**GIVEN DATA**

★ ★ ★ ★ ★ ★ ★

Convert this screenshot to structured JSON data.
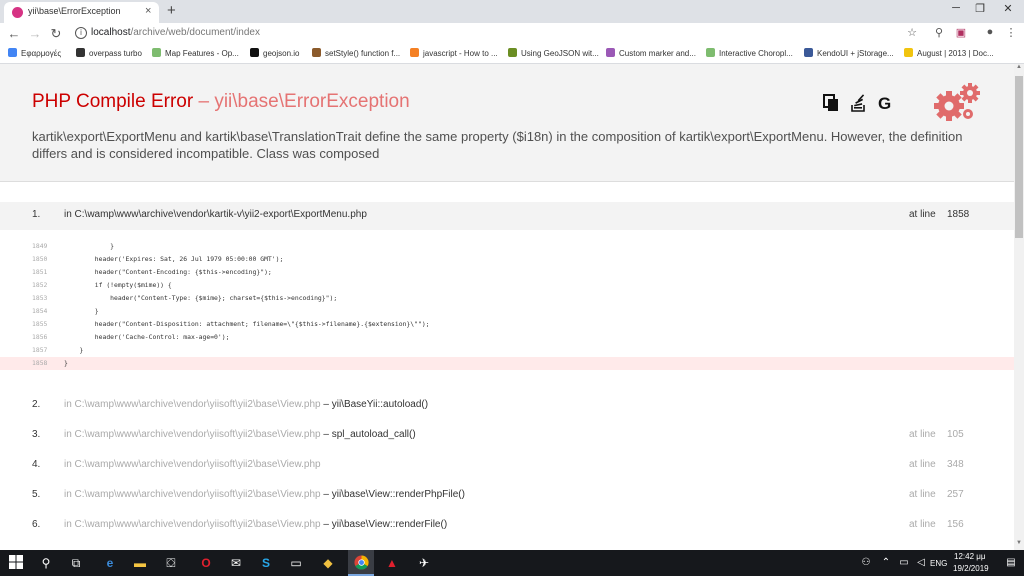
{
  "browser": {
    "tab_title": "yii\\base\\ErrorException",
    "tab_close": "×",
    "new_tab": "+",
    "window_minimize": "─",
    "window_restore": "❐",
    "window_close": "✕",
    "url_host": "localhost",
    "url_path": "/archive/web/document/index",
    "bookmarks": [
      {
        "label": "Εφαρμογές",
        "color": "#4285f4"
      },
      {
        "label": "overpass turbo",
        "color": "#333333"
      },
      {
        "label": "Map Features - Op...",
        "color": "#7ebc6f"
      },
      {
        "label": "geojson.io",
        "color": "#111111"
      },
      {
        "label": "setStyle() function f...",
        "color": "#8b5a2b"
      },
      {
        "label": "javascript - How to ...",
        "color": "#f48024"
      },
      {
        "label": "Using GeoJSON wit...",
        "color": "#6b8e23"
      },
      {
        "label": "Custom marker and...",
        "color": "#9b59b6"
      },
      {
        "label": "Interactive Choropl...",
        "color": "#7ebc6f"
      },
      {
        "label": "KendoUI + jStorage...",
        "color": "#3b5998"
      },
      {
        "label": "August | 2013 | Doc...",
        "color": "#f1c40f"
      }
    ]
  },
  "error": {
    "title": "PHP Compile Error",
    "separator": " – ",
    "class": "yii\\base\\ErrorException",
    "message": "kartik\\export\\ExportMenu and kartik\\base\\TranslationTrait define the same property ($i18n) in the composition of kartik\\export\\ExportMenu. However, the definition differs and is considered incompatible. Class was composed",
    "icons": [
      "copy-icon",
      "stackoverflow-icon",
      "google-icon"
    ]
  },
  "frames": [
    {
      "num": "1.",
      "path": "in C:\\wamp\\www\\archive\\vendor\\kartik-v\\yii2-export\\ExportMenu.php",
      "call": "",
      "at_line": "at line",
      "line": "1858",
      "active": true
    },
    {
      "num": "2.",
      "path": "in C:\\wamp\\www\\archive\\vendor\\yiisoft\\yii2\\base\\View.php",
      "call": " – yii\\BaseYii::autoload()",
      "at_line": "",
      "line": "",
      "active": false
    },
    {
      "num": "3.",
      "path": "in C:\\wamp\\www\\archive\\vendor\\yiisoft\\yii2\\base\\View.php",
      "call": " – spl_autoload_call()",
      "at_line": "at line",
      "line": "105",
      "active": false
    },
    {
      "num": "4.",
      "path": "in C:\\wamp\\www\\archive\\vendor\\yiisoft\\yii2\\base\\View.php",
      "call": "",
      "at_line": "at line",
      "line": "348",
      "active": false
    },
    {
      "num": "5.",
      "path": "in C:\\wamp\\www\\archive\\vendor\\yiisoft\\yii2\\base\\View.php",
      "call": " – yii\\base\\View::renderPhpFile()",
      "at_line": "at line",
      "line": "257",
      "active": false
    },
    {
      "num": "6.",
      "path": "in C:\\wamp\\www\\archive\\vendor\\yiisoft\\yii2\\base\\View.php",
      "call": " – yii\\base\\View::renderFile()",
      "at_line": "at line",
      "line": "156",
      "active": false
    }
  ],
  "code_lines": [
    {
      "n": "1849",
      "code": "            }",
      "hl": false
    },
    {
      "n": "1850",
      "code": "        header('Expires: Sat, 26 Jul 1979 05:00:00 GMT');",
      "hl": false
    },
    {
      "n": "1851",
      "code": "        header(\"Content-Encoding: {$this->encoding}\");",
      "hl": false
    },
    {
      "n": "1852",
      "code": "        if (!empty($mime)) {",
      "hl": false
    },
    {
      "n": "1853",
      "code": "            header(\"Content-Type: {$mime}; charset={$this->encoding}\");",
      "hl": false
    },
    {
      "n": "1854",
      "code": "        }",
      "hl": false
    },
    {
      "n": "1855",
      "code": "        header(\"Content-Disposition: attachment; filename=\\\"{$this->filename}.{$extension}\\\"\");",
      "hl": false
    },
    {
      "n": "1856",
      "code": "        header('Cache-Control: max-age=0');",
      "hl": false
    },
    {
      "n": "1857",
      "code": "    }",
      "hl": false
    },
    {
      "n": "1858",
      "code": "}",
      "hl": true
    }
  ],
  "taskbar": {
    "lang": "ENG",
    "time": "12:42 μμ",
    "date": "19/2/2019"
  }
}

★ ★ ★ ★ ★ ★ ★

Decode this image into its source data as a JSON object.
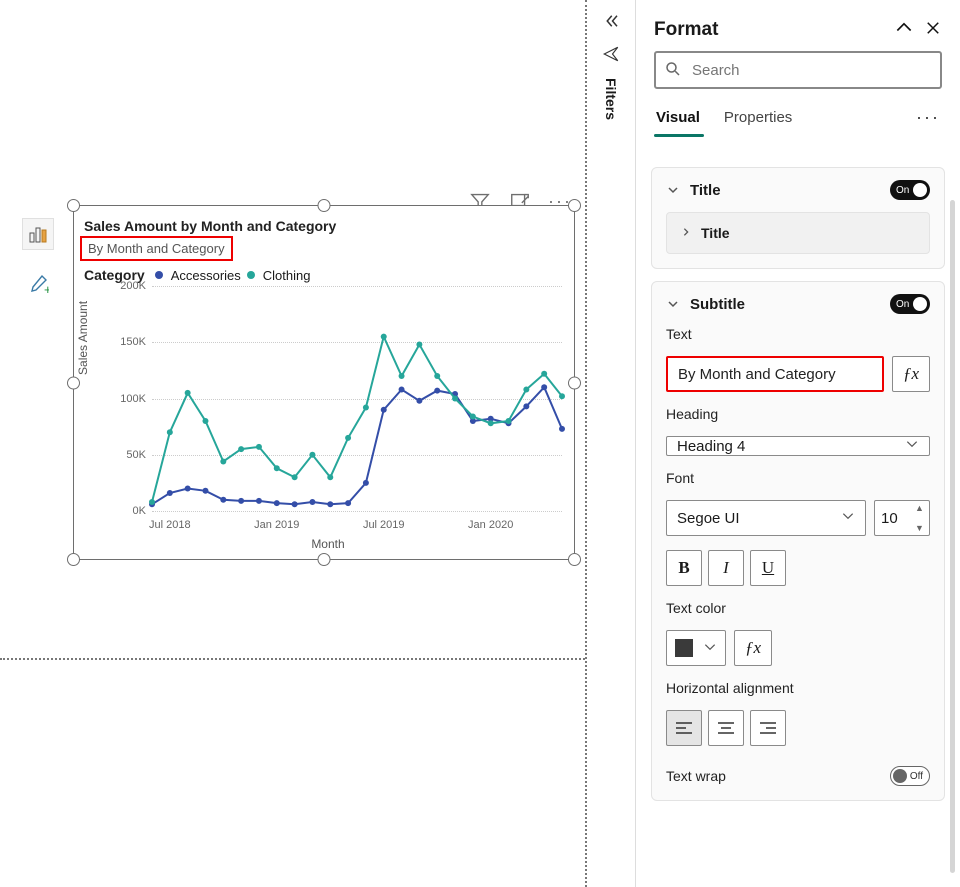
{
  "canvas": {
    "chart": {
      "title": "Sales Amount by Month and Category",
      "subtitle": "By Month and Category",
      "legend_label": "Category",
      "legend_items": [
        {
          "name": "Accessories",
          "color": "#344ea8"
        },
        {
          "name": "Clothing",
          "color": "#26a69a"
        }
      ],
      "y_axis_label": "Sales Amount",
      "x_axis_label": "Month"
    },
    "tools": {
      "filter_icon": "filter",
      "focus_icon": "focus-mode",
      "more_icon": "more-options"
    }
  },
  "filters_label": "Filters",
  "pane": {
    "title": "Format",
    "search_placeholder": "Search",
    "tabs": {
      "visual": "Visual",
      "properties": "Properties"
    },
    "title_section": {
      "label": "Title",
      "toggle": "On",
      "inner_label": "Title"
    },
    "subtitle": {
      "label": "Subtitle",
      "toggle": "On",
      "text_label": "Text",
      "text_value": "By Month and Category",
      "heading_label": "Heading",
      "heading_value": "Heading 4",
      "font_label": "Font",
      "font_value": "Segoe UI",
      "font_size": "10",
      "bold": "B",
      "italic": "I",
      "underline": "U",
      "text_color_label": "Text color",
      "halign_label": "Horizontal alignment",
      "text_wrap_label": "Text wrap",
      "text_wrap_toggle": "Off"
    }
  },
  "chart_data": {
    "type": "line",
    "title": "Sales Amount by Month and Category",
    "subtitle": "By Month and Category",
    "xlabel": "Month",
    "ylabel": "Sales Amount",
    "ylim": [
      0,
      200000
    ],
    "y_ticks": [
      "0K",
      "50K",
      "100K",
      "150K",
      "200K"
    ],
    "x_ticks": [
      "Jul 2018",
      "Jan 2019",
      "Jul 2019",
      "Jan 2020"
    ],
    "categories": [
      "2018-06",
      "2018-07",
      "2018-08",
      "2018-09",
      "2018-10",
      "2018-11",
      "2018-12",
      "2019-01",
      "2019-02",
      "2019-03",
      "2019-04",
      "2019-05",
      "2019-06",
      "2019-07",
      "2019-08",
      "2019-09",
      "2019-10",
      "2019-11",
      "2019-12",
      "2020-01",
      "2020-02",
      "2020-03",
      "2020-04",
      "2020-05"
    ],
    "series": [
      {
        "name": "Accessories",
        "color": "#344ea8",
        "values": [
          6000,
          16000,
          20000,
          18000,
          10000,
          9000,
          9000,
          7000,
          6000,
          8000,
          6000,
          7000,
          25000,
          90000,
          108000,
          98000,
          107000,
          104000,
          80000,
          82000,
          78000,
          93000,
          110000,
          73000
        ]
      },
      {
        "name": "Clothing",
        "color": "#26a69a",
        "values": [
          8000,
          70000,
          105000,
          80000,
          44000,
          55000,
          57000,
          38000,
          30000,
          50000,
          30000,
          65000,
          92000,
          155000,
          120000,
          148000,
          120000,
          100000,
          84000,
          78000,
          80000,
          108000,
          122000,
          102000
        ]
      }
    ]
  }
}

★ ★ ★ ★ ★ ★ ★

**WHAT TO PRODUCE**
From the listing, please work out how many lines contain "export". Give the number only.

**RESPONSE AREA**
2